Materials provided =
######
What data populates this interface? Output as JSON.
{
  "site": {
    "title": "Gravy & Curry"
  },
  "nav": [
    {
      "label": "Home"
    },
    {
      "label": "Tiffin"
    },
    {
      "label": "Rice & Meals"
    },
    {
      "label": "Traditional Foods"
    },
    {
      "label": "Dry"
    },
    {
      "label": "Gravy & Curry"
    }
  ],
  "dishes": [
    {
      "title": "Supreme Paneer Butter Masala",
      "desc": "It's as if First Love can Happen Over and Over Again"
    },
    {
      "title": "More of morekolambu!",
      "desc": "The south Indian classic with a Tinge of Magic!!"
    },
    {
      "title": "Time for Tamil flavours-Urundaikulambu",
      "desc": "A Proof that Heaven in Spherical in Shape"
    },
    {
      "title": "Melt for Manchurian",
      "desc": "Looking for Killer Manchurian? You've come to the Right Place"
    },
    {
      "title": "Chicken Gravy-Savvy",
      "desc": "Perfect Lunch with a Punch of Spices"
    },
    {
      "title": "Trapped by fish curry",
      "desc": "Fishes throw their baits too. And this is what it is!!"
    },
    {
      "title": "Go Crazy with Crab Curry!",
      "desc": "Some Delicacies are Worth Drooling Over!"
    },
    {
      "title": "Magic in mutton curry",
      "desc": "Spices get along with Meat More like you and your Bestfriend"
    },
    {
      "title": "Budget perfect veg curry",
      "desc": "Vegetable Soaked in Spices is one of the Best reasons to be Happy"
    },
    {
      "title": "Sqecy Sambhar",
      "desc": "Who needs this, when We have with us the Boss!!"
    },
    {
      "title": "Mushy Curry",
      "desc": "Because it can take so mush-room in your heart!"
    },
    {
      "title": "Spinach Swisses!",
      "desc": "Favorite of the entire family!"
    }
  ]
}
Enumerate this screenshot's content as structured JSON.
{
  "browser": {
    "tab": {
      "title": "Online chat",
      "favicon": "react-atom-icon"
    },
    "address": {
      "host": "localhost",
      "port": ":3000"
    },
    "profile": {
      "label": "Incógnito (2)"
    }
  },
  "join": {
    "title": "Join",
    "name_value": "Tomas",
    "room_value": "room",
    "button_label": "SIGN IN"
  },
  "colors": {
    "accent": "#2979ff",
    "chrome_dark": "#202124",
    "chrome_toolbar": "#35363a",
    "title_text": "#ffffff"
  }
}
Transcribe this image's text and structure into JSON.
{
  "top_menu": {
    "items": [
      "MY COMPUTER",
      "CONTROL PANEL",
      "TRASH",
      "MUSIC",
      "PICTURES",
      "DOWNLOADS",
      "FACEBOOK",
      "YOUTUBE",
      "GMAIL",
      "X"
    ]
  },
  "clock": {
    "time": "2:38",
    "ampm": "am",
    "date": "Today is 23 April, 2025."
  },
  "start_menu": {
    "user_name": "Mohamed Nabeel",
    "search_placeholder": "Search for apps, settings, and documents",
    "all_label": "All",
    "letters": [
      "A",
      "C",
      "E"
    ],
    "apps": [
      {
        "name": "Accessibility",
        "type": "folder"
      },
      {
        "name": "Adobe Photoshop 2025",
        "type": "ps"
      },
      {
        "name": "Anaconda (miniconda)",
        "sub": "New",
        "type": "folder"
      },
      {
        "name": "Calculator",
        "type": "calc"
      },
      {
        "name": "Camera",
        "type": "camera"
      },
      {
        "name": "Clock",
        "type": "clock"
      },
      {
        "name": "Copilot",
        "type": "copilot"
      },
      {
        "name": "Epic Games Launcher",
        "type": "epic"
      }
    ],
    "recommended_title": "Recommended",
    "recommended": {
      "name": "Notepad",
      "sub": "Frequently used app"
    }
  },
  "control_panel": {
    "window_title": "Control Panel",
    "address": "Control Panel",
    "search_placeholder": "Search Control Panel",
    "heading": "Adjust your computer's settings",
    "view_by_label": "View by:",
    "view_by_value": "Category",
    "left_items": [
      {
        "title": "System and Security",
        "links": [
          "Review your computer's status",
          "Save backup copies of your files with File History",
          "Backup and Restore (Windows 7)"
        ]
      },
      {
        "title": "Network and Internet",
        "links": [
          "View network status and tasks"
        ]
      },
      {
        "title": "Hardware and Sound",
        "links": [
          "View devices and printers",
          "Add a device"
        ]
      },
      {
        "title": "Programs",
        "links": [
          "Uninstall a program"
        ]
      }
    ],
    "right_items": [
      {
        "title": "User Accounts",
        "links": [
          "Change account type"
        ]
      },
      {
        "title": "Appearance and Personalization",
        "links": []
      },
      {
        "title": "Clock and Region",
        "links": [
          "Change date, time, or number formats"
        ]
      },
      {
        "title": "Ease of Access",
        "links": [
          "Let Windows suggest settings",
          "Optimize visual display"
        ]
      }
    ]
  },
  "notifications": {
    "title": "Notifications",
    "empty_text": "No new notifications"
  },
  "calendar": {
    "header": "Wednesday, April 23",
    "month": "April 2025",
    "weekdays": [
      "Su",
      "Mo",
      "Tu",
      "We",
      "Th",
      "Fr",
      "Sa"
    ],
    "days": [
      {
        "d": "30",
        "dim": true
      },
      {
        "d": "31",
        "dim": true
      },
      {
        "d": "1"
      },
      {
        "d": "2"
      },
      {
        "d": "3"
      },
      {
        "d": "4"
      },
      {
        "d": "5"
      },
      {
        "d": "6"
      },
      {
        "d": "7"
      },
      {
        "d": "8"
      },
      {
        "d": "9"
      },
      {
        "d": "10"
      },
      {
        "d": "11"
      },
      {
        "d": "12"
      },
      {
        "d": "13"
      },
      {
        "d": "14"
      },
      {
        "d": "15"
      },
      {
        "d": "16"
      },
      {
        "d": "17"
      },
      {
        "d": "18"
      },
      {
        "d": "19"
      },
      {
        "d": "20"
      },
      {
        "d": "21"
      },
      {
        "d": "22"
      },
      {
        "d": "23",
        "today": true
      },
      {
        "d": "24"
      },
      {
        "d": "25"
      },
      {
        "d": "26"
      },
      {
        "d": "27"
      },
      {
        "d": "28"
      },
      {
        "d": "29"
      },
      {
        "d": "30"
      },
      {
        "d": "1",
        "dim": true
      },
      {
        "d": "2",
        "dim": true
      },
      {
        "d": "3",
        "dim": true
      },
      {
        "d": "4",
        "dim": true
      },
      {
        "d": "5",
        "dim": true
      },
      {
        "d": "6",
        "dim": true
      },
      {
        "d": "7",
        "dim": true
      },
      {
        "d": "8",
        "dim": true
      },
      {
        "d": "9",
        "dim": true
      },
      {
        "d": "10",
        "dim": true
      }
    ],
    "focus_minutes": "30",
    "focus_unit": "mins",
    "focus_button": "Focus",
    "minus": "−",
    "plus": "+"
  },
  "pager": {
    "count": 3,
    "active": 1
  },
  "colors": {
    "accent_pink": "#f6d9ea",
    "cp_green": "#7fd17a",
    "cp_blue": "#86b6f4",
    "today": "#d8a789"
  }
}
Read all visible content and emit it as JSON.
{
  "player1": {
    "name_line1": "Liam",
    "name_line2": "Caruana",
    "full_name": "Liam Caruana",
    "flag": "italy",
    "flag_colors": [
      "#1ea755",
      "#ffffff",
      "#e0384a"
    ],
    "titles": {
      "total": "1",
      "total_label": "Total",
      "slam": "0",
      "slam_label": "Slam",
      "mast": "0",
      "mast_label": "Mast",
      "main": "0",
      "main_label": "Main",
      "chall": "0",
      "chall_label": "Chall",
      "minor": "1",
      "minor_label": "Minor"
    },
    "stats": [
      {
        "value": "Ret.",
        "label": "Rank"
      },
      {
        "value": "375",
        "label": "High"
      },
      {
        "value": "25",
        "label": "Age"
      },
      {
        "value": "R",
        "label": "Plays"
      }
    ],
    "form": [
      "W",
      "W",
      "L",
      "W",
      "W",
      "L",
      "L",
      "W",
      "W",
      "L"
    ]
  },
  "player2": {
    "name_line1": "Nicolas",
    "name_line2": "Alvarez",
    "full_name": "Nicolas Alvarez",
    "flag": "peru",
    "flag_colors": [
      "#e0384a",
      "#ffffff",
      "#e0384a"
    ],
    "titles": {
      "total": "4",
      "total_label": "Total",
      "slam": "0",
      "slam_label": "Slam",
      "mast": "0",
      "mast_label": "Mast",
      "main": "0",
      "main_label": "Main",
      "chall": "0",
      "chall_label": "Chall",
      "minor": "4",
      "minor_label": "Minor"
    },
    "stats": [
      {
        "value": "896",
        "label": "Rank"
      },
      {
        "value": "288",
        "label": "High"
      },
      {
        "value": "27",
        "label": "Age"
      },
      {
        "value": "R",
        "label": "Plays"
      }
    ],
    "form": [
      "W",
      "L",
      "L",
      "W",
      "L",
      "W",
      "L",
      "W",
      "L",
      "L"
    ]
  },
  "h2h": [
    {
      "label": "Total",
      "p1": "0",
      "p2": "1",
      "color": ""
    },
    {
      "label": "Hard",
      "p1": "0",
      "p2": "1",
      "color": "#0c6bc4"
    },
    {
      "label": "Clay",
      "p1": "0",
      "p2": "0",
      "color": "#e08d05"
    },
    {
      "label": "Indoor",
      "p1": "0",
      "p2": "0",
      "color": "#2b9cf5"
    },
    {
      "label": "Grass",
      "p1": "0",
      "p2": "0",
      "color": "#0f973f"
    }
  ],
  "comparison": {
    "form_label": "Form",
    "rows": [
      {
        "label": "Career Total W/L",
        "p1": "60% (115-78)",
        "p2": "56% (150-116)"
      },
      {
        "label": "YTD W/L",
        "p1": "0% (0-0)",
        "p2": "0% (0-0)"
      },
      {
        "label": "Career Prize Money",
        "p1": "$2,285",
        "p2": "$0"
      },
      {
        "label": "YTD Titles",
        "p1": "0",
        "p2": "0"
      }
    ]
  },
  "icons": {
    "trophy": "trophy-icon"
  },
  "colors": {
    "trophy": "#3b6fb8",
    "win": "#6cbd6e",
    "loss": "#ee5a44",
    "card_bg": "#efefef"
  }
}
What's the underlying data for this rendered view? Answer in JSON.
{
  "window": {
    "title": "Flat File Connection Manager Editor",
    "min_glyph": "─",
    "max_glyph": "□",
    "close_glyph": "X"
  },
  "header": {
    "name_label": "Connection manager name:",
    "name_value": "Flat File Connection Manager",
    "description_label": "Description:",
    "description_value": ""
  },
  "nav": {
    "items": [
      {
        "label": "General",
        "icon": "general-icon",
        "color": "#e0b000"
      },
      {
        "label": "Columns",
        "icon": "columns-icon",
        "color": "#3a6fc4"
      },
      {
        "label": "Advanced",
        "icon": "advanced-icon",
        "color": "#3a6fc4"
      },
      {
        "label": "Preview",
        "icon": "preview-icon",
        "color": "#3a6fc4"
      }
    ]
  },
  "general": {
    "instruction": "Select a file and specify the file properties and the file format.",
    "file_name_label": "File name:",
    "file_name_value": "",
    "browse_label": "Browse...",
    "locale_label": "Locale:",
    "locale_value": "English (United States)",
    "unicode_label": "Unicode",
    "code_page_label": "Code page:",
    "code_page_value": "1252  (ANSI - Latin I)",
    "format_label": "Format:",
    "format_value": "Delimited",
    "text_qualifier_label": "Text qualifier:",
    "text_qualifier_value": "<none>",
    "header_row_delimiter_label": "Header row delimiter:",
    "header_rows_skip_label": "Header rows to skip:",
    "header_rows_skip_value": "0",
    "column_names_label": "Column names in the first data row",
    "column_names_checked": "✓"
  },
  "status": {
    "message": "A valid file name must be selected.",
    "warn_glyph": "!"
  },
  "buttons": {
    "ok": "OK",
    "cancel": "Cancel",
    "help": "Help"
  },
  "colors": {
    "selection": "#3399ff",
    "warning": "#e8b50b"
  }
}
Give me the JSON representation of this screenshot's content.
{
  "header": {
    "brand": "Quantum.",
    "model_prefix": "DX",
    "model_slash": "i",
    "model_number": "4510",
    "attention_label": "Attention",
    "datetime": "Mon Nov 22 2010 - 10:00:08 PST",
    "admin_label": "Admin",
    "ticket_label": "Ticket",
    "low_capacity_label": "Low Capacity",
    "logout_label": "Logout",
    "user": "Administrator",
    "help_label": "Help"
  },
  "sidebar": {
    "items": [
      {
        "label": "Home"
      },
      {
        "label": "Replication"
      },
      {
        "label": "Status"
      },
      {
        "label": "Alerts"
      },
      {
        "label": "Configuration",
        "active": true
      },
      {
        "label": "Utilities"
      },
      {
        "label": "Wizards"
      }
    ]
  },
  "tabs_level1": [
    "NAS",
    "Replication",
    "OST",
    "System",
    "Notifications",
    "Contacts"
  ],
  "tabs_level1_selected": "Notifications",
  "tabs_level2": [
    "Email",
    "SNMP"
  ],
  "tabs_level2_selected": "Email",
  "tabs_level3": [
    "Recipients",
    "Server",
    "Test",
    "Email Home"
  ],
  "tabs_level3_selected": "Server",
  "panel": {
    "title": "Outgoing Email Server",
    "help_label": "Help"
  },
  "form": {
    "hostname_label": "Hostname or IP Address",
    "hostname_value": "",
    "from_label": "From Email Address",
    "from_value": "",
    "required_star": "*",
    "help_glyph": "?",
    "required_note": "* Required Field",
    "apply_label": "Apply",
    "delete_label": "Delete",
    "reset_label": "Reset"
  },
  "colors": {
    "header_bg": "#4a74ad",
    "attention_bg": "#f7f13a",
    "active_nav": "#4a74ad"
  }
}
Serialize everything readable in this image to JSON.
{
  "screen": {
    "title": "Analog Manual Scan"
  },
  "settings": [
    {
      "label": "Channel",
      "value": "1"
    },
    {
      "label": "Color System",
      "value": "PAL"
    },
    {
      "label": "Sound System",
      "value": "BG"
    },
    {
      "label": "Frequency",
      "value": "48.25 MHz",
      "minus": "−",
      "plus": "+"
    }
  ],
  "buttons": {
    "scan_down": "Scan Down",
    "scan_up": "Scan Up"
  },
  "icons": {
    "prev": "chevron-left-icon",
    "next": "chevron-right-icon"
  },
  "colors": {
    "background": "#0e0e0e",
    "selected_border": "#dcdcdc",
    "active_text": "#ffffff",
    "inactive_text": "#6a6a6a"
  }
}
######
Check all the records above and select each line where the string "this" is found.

What data populates this interface? Output as JSON.
      "desc": "Fishes throw their baits too. And this is what it is!!"
      "desc": "Who needs this, when We have with us the Boss!!"
Enumerate this screenshot's content as structured JSON.
Transcribe this image's text and structure into JSON.
What's the underlying data for this rendered view? Answer in JSON.
Give me the JSON representation of this screenshot's content.
Serialize everything readable in this image to JSON.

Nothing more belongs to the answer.